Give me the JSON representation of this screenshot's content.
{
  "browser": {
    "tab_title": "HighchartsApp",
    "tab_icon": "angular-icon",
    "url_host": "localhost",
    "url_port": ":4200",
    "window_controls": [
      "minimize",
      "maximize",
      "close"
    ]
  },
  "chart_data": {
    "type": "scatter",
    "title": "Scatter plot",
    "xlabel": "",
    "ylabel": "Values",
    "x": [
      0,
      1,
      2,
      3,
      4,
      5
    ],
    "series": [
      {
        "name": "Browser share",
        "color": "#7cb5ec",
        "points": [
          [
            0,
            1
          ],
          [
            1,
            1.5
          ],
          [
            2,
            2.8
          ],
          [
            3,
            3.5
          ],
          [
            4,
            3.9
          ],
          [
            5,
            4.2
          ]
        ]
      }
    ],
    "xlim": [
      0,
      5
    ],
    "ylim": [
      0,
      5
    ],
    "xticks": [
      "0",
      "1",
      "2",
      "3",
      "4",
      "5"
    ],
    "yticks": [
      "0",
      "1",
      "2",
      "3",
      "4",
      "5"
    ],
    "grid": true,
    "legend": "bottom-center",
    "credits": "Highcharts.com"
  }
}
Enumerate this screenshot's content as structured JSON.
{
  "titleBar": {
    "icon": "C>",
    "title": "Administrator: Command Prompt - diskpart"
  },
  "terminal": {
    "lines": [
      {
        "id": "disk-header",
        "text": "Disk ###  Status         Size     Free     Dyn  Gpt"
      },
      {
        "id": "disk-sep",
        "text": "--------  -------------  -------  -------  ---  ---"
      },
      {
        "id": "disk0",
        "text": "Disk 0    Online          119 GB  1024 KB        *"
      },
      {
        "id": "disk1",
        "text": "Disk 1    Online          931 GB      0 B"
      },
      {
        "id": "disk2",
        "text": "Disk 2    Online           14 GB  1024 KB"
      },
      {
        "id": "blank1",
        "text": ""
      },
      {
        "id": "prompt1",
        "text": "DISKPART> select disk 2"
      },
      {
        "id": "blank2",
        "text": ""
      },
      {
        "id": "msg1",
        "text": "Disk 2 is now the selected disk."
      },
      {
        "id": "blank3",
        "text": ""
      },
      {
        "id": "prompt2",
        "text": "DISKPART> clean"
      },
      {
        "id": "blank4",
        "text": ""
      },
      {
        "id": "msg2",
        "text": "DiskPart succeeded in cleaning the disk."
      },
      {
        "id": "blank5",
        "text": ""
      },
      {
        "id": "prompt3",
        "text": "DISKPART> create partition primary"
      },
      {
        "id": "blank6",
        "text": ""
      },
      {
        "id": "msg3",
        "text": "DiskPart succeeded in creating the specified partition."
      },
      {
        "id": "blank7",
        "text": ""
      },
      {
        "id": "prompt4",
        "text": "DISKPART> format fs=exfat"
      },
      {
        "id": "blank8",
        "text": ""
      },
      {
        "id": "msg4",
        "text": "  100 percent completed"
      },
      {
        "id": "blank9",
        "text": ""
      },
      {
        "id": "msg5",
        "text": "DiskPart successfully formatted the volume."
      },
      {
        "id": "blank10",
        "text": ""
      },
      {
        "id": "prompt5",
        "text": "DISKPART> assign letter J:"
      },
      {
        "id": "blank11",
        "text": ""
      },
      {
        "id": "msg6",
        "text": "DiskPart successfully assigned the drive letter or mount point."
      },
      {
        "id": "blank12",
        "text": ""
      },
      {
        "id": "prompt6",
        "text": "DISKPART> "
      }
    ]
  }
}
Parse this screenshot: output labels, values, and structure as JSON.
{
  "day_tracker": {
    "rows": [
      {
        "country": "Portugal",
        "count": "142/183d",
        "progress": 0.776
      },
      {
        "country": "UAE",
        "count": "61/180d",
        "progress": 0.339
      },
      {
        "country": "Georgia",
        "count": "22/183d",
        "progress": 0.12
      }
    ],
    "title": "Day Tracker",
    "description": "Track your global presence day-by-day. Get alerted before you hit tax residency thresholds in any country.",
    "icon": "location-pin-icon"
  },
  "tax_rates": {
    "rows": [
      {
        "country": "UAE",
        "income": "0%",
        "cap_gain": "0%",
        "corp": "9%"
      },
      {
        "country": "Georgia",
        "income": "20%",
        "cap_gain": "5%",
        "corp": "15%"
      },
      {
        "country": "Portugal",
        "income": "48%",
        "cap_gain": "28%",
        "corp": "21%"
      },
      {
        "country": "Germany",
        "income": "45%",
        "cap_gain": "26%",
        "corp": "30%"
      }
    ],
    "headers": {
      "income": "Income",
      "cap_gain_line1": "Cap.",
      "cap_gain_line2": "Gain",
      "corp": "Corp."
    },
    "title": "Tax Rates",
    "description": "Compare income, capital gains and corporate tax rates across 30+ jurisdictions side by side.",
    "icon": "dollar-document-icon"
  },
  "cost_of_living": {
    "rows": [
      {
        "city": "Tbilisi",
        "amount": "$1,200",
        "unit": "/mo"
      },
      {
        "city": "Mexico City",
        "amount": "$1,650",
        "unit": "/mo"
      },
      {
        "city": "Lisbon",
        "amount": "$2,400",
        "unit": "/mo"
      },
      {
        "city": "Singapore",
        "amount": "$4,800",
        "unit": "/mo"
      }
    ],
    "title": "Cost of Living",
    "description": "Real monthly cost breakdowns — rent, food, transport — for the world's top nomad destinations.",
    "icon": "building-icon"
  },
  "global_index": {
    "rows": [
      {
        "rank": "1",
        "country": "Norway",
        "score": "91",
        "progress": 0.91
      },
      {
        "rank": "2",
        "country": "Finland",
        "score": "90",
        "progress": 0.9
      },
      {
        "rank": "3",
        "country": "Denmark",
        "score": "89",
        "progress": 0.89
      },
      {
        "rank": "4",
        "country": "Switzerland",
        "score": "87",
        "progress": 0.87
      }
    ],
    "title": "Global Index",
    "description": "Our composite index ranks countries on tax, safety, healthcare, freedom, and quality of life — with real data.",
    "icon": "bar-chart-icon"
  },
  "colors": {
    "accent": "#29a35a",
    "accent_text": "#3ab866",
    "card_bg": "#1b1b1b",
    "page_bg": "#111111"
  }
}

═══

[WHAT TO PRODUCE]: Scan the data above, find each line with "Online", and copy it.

[COMPLETED TASK]:
        "text": "Disk 0    Online          119 GB  1024 KB        *"
        "text": "Disk 1    Online          931 GB      0 B"
        "text": "Disk 2    Online           14 GB  1024 KB"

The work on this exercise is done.